──────── PROVIDED DATA ────────

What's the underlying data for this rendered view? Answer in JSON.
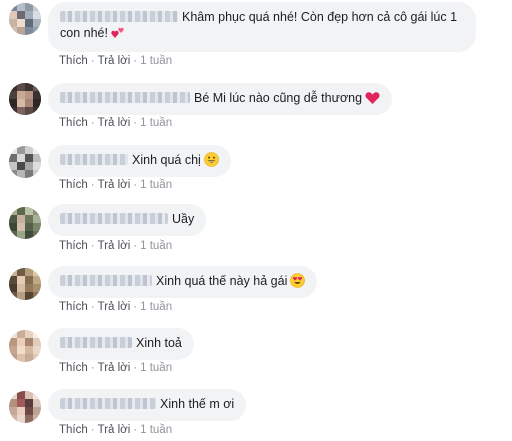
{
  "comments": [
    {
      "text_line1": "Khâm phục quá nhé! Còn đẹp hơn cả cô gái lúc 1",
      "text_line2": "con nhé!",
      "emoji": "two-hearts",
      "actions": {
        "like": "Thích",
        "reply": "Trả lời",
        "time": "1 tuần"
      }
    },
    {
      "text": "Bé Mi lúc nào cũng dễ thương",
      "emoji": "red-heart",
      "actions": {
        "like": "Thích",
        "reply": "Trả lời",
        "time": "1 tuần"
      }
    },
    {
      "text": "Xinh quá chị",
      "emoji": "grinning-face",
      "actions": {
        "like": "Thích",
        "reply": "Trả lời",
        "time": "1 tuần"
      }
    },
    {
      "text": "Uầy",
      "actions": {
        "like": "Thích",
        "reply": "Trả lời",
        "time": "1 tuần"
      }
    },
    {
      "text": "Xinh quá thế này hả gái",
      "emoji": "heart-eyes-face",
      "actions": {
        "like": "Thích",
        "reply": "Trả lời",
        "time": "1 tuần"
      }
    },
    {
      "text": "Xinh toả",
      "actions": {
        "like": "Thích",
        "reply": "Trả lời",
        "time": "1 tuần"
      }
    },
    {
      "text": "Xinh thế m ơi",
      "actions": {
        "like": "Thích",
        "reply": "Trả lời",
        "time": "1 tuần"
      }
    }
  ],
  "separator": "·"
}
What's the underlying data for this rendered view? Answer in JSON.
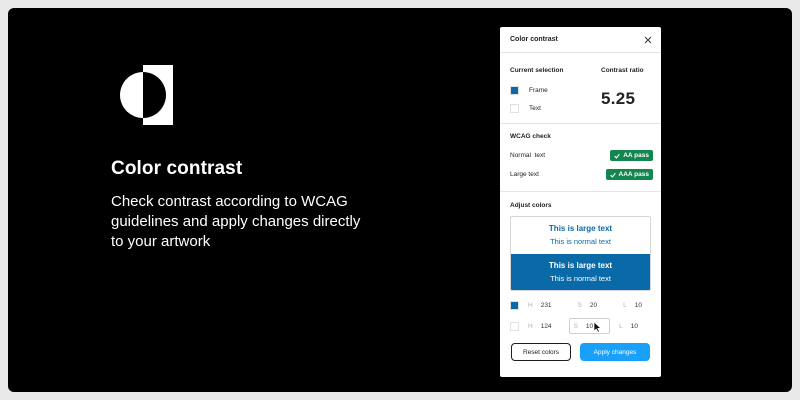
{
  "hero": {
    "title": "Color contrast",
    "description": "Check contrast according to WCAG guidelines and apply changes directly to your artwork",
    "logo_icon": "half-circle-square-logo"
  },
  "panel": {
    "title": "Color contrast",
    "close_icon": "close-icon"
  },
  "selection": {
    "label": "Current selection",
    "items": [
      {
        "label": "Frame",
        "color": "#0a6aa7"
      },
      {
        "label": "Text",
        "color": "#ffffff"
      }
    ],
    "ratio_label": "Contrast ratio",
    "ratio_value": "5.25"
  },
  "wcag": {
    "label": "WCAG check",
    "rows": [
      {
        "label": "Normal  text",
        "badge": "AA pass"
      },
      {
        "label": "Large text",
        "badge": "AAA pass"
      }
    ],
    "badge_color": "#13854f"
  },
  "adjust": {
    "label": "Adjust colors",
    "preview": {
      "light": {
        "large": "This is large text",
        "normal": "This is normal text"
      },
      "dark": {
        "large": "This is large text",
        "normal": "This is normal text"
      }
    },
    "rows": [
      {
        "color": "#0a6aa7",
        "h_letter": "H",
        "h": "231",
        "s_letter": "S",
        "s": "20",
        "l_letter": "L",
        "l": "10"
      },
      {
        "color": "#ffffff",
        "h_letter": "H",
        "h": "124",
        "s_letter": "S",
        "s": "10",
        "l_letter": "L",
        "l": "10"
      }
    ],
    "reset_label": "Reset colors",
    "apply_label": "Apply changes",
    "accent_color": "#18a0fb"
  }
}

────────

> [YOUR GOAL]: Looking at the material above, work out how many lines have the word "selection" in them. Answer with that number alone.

> [REPLY]: 2